Investing

Emerging markets continue to offer good potential for investors, says John Moorhead, head of global emerging markets, Maple-Brown Abbott.
Key Takeaways
  • Both China and India are experiencing a dramatic shift in the number of people moving up into the ‘middle income’ bracket, driving ever-increasing demand for goods and services
  • Around half of emerging markets are currently experiencing an ageing of their populations
  • Companies are seeking to diversify their supply chains and bring them closer to home, or to more benign countries, such as Mexico or southeast Asia
Tuk Tuk parked in front of the Independence monument, inspired by Khmer traditional architecture, in Phnom Penh, Cambodia capital city at night.
investors in emerging markets need to keep an eye on the macroeconomics and bigger picture trends., says John Moorhead, head of global emerging markets, Maple-Brown Abbott. | Image source: Getty Images

There are four key macro themes driving growth across emerging markets (Asia, Eastern Europe, the Middle East, Africa and Latin America) that investors should be aware of, the head of global emerging markets at Maple-Brown Abbott, John Moorhead, says.

1. Mass consumption

Both China and India are experiencing a dramatic shift in the number of people moving up into the ‘middle income’ bracket, driving ever-increasing demand for goods and services.

The sheer scale of this is unprecedented in human history. In the last decade, over 50 million people per year in China were lifted from poverty to the middle class. India could be the next major driver of this trend, where there is still around 300 million people living on less than $10 a day and consumption is growing by seven per cent a year.

The relative youth of many these populations is also a factor in the growing consumption. In Saudi Arabia, for example, the median age is 28 years old, and half the population is under 30. This compares to Australia’s median which is 37 years old.

2. Healthcare

The flipside to this mass consumption theme is that around half of emerging markets are currently experiencing an ageing of their populations. In China, North Asia and Eastern Europe, the average age is now rising. For example, in China the number of marriages peaked in 2012 and, while the one child policy was removed in 2016, the birth rate continues to fall.

This brings its own dynamics as spending shifts towards health care and older age products. Investment in and spending on health care will be a massive trend in emerging markets over the years ahead.

To put this in perspective, China currently spends around $500 per person a year on health care. This compares to the global average of $1,100 per person globally while in developed markets, it is closer to $4,000 per person.

3. Energy transition

For the world to transition to a low carbon economy will require efforts from both developed and emerging markets. While emerging markets are the largest total contributors to greenhouse gas emissions, we believe emerging markets also have the potential to provide the solutions the world needs.

Chinese President Xi Jinping’s presentation to the United Nations in September 2020 was a massive structural change, targeting peak emissions by 2030 and to be carbon neutral by 2060. Already, 70 per cent of the world’s solar panel production capacity is based in China.
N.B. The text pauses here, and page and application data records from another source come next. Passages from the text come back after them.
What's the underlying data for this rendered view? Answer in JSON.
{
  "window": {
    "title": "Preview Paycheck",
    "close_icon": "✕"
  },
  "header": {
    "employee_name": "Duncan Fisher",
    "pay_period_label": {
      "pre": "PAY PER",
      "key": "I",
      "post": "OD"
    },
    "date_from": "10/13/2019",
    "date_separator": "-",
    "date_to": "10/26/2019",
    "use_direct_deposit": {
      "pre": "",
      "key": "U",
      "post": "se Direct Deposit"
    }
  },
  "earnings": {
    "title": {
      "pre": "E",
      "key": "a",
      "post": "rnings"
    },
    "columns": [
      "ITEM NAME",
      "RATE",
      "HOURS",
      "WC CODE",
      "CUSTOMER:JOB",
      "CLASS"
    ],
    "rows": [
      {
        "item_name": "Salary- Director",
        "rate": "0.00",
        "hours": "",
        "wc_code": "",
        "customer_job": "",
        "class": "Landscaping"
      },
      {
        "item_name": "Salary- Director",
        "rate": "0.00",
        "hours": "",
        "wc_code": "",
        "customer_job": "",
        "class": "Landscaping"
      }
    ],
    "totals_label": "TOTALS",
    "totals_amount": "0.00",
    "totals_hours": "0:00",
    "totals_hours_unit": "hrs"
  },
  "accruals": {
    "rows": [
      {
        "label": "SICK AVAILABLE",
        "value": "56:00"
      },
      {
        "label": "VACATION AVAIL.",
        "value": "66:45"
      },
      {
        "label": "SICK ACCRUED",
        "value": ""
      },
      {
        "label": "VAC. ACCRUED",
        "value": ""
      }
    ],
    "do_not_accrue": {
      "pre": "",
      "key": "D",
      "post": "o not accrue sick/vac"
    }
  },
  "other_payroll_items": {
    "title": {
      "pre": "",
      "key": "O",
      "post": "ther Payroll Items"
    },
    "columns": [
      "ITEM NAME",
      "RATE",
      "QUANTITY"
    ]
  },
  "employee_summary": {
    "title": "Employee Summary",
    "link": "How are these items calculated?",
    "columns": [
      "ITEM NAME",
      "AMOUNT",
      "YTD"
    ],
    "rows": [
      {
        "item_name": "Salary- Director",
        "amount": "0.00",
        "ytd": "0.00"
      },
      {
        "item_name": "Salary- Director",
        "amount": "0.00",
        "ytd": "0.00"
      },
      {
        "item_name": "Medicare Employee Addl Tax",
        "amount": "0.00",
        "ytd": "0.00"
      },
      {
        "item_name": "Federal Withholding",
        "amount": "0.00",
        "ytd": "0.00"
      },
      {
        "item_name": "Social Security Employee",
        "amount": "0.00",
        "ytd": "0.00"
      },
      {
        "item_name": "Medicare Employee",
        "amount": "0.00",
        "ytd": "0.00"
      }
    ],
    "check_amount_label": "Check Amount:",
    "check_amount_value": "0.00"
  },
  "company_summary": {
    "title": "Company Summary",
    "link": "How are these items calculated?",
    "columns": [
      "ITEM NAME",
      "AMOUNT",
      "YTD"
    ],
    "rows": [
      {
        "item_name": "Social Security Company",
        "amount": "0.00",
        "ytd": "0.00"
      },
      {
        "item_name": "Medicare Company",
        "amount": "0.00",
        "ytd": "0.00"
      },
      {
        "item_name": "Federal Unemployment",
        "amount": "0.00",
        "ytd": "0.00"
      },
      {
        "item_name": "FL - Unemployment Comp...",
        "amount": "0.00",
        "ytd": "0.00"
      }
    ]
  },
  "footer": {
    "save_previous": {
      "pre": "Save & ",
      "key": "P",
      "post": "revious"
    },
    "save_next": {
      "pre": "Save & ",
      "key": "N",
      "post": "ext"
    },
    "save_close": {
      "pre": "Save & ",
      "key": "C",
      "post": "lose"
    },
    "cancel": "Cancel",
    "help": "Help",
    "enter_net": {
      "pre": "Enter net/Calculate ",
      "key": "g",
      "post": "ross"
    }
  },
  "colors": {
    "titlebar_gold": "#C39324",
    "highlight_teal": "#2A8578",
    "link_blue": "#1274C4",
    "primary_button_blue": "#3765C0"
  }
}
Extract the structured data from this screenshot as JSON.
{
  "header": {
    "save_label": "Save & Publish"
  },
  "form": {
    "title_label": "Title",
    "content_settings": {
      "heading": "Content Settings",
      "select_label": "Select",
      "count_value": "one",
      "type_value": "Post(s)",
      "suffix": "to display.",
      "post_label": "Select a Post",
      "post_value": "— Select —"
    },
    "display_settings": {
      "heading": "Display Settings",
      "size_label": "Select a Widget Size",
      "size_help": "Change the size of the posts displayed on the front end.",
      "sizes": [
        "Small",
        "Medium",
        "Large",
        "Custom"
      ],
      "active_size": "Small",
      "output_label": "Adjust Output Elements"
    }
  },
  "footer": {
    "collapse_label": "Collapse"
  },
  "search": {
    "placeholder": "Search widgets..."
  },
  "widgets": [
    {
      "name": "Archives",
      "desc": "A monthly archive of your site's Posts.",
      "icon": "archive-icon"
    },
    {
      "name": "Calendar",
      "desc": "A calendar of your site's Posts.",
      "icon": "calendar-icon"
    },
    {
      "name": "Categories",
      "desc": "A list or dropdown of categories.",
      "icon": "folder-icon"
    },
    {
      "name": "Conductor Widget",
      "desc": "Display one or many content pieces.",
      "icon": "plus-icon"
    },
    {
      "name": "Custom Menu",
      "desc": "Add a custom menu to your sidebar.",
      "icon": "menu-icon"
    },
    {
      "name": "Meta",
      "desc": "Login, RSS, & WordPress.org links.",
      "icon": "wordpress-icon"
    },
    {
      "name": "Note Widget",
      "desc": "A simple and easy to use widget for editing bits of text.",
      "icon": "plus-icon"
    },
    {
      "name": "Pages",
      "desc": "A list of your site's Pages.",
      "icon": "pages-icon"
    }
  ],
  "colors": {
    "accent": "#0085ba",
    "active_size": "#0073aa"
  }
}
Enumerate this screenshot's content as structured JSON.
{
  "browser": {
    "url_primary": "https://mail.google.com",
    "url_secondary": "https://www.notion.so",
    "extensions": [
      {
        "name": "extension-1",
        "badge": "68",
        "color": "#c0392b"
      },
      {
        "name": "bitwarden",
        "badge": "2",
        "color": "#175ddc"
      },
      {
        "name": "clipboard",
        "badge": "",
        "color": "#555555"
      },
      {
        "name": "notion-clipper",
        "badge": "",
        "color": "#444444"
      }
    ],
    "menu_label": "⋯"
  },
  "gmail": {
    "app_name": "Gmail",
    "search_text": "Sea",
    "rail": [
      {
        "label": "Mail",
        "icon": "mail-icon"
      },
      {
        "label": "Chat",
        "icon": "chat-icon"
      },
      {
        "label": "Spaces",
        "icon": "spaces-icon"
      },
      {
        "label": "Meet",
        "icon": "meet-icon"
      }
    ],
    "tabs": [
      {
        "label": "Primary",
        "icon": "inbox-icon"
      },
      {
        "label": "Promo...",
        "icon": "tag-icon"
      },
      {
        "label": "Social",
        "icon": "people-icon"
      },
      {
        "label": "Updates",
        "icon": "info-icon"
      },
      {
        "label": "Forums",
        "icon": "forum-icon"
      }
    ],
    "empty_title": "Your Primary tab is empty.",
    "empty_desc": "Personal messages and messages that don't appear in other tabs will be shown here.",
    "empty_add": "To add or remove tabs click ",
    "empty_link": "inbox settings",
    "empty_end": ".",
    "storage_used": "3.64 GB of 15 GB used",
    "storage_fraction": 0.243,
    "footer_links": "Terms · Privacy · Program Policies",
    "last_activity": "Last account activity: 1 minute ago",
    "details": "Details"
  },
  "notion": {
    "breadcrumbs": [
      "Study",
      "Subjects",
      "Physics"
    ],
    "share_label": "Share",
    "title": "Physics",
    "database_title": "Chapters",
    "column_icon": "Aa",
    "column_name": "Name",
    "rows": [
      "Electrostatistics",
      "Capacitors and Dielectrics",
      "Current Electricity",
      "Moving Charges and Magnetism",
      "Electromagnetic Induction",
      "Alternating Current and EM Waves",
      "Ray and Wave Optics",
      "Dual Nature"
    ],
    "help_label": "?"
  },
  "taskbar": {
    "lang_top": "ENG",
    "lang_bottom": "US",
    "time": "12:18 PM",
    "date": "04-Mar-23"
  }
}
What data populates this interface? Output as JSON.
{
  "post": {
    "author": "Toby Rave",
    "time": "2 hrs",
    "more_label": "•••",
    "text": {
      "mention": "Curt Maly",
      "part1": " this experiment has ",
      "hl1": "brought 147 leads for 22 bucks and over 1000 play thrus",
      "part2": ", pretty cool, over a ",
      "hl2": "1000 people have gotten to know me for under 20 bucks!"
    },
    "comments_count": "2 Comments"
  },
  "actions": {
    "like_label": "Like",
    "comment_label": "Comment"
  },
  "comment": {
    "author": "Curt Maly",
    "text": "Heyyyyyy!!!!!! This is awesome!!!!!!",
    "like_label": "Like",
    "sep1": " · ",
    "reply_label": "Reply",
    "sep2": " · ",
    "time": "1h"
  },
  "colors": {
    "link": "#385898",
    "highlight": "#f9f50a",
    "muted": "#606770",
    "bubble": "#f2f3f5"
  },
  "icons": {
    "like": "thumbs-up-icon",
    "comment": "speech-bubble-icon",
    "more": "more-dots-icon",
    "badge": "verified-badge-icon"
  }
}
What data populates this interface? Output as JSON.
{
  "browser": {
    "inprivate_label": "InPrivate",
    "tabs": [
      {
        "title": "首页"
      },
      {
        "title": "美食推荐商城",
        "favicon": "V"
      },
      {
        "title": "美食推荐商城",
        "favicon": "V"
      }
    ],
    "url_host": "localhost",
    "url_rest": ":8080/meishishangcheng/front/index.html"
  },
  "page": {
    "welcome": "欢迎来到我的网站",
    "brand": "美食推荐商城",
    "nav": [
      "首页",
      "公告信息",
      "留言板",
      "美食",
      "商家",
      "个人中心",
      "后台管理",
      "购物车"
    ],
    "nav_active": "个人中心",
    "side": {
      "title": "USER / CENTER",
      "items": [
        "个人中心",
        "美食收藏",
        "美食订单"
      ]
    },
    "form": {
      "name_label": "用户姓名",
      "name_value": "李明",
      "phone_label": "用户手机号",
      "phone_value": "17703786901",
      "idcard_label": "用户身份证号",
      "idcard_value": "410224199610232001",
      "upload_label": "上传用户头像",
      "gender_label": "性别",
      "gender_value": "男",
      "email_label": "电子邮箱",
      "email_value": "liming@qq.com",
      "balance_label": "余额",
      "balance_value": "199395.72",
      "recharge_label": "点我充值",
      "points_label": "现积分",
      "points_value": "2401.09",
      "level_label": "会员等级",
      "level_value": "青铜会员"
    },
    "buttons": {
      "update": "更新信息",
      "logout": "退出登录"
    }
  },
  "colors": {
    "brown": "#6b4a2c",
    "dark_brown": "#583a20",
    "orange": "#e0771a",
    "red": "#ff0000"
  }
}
Across the board, emerging markets have all the raw materials and industrial capacity needed for the energy transition, including copper and lithium mines, through to battery and wind turbine makers and electric vehicle manufacturers.

4. Localisation and automation

The theme of localisation and automation is being driven by two major tailwinds – the ageing population and the geo-political risks and supply chain issues exposed by the COVID-19 pandemic.

Companies are seeking to diversify their supply chains and bring them closer to home, or to more benign countries, such as Mexico or southeast Asia. For instance, Samsung employs over 100,000 people in Vietnam and contributes to about a quarter of Vietnamese exports. At the same time, governments are focusing on developing their own industrial bases to ensure supply of critical components. This is a global trend but one that is clearly apparent in emerging markets.

Conclusion

The bear market in emerging market equities is well advanced, says Moorhead. While our investing focus is primarily on company fundamentals and stock selection, we believe investors in emerging markets need to keep an eye on the macroeconomics and bigger picture trends. Despite the current macroeconomic situation, there are some big underlying themes that will continue over the longer term regardless of short-term sentiment and markets.

In fact, the sell-off that’s happening now can allow investors to identify opportunities that are going to benefit from those longer-term themes at very attractive valuations, says Moorhead.